Read more at http://www.djcl.org/blog.

Puerto Rican Debt Crisis: A Proposal to Amend Federal Bankruptcy Law

Puerto Rico owes approximately 72 billion dollars to its creditors. Although the island is a United States territory, it is not considered a state for purposes of filing for Chapter 9 municipal bankruptcy. Although there have been several proposals to try to help Puerto Rico climb out of its debt, without amending the federal bankruptcy law to include Puerto Rico as a state for purposes of Chapter 9, the United States territory will collapse. In a blog written for the Delaware Journal of Corporate Law, DJCL Copy Editor Ashley DiLiberto argues that Puerto Rico deserves equal protection of the laws enjoyed by the several states; to hold otherwise reeks of discrimination and bias to our island brothers and sisters.

Read more at http://www.djcl.org/blog.

2016 Ruby R. Vale Corporate Moot Court Competition

Nugent

From Thursday March 10, 2016 to Sunday March 13, 2016, the Widener University Delaware Law School Moot Court Honor Society hosted the 28th Annual Ruby R. Vale Interscholastic Corporate Competition.  The competition is named for Ruby R. Vale, who lived in Milford, Delaware and practiced law in Philadelphia, specializing in corporation, banking, and insurance law.  It introduces participants to the cutting edge of corporate law, and as Delaware’s only law school, Delaware Law School is in a unique position to draw on the resources and experience of the distinguished Delaware corporate legal community.

Professor Lawrence Hamermesh authored this year’s competition problem, which focused on stockholder appraisal rights and the related, recent cases of Merion Capital LP v. BMC Software, Inc., In re Appraisal of Ancestry.com, and In re Appraisal of Dell Inc.  The issues centered around the question of the appropriate interpretation of the statutory term “stockholder of record,” and its effect on so-called “appraisal arbitrage,” in which purchasers of shares after the record date for voting on a merger seek judicial appraisal of their shares.  Eighteen teams from seventeen schools participated in the competition, which is the only corporate moot court competition in the country. The Ohio State University’s Moritz College of Law took home this year’s title, edging out a team from Mercer University School of Law before a panel comprised of Delaware Supreme Court Justice James T. Vaughn, Jr., Vice Chancellor Sam Glasscock of the Delaware Court of Chancery, and former Delaware Supreme Court Justice Jack B. Jacobs.  The winning team comprised of Patrick Schlembach and Susan Restrepo, who was also the Best Oral Advocate.   Marquette University School of Law won the Best Brief Award.

An integral part of the competition is the Distinguished Scholar Lecture.  The 2016 Distinguished Scholar was Eileen T. Nugent, Esquire, the co-head of Skadden, Arps, Slate, Meagher & Flom’s Global Transactions Practice.  As a mergers and acquisitions partner in the firm’s New York office, she has worked on a wide range of some of the most significant public and private M&A transactions since the mid 1980s.  Ms. Nugent is also the co-author of a well-known M&A treatise and is an adjunct professor at University of Virginia School of Law.
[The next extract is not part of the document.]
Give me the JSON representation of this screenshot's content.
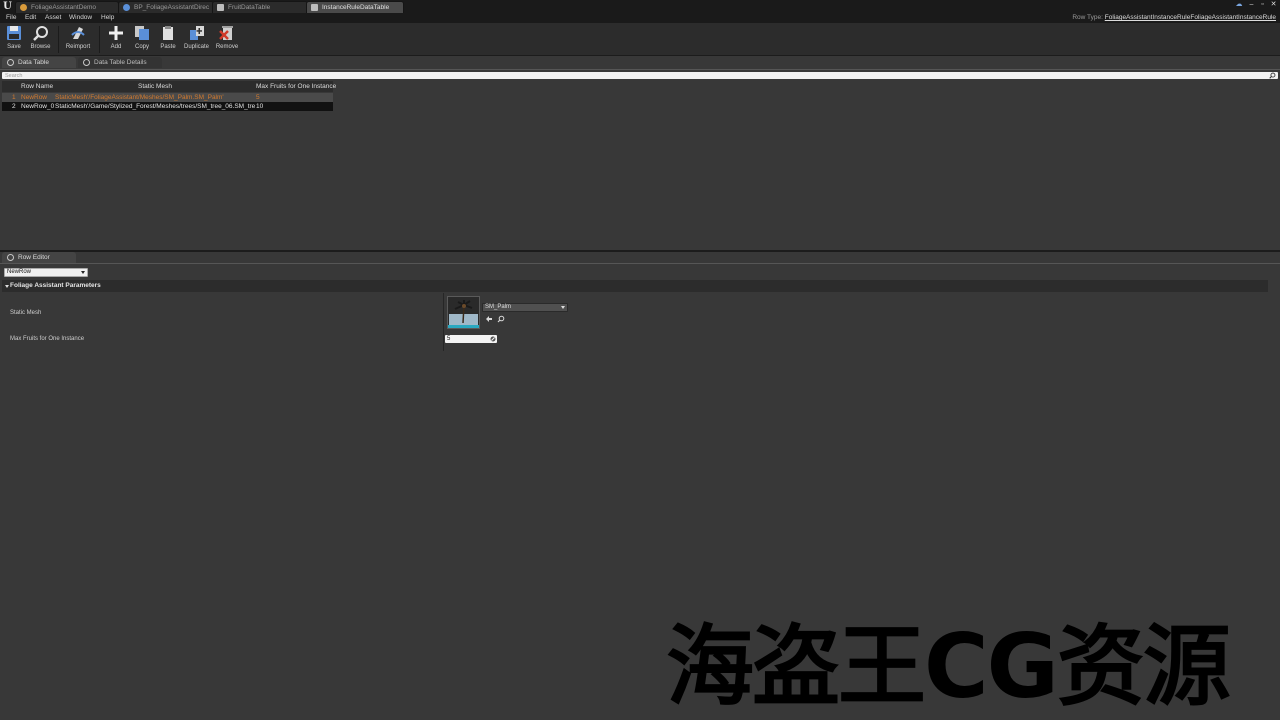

In her lecture entitled Living a Law School Exam Question: Issues Faced by a Practitioner in Applying Selected Provisions of Delaware Jurisprudence in Real Time, Ms. Nugent addressed the need for M&A practitioners to keep abreast of Delaware cases due to their “real time” application in structuring deal transactions.  Specifically, Ms. Nugent discussed the enforceability of fraud and non-reliance provisions as a remedy in acquisition agreements, and reviewed recent case law developments affecting disclosure-based settlements of stockholder class actions.  Ms. Nugent discussed how recent cases in those realms have shaped how buyers and sellers approach the issues when drafting merger agreements and proxy statements, and the perhaps peculiar outcomes they have created going forward, including the possibility that planners will have an incentive to withhold more important information so that it can justify settlement of litigation challenging the deal.